* _Prompt_: Could you filter the data below down to the lines that hold the word "icon"?

-- Data section follows --

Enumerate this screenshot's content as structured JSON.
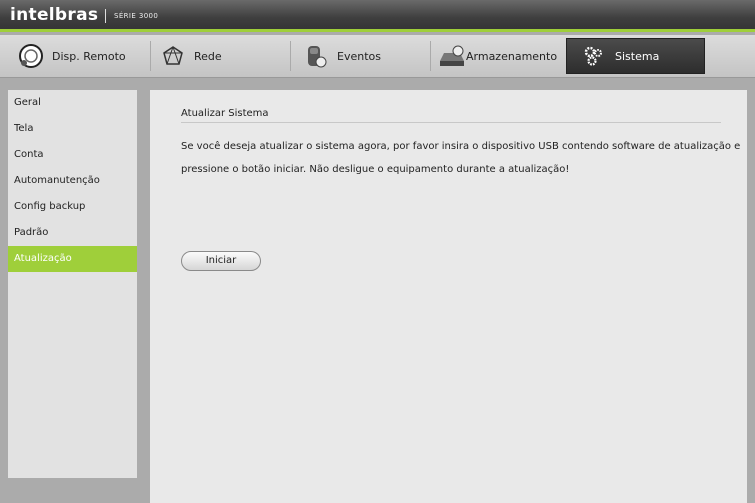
{
  "header": {
    "brand": "intelbras",
    "series": "SÉRIE 3000"
  },
  "tabs": [
    {
      "label": "Disp. Remoto",
      "icon": "remote-device-icon",
      "active": false
    },
    {
      "label": "Rede",
      "icon": "network-icon",
      "active": false
    },
    {
      "label": "Eventos",
      "icon": "events-icon",
      "active": false
    },
    {
      "label": "Armazenamento",
      "icon": "storage-icon",
      "active": false
    },
    {
      "label": "Sistema",
      "icon": "gears-icon",
      "active": true
    }
  ],
  "sidebar": {
    "items": [
      {
        "label": "Geral"
      },
      {
        "label": "Tela"
      },
      {
        "label": "Conta"
      },
      {
        "label": "Automanutenção"
      },
      {
        "label": "Config backup"
      },
      {
        "label": "Padrão"
      },
      {
        "label": "Atualização",
        "active": true
      }
    ]
  },
  "main": {
    "section_title": "Atualizar Sistema",
    "message": "Se você deseja atualizar o sistema agora, por favor insira o dispositivo USB contendo software de atualização e pressione o botão iniciar. Não desligue o equipamento durante a atualização!",
    "start_button": "Iniciar"
  },
  "colors": {
    "accent": "#9fcf3a",
    "active_tab": "#333333",
    "panel": "#e9e9e9"
  }
}
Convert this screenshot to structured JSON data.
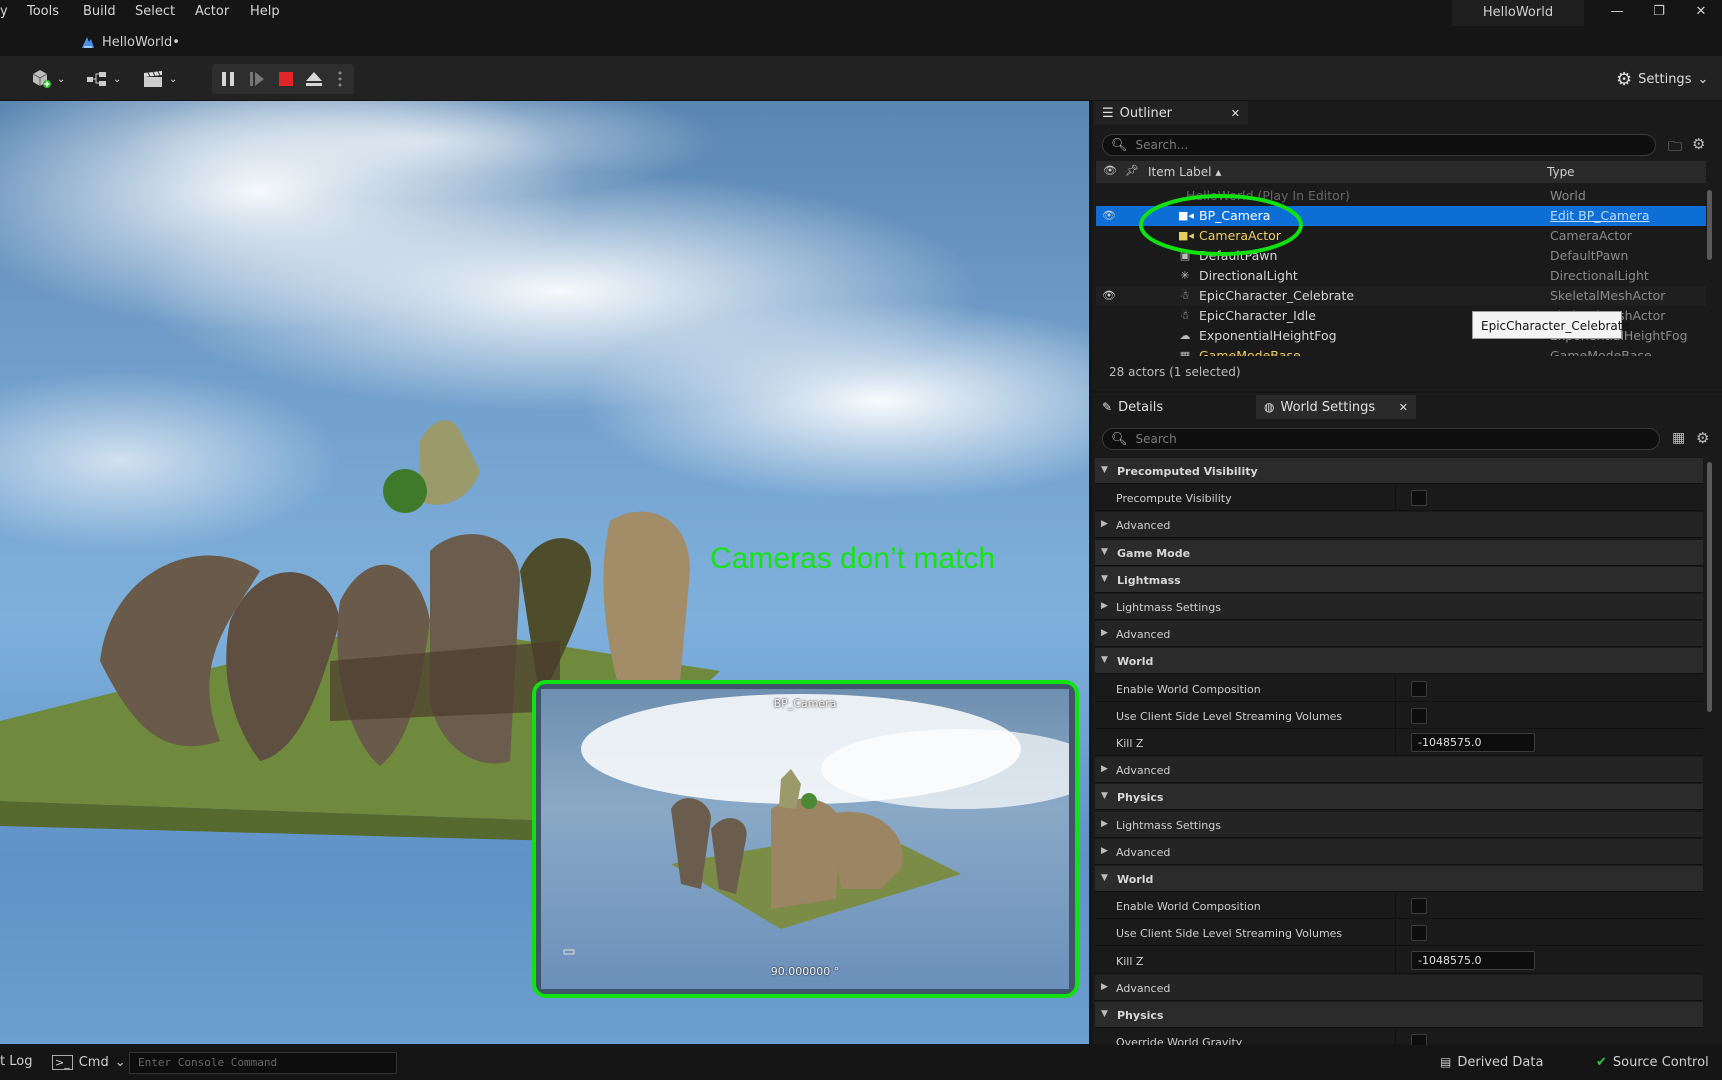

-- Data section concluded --

* _Task result_:
      "icon": "remote-device-icon",
      "icon": "network-icon",
      "icon": "events-icon",
      "icon": "storage-icon",
      "icon": "gears-icon",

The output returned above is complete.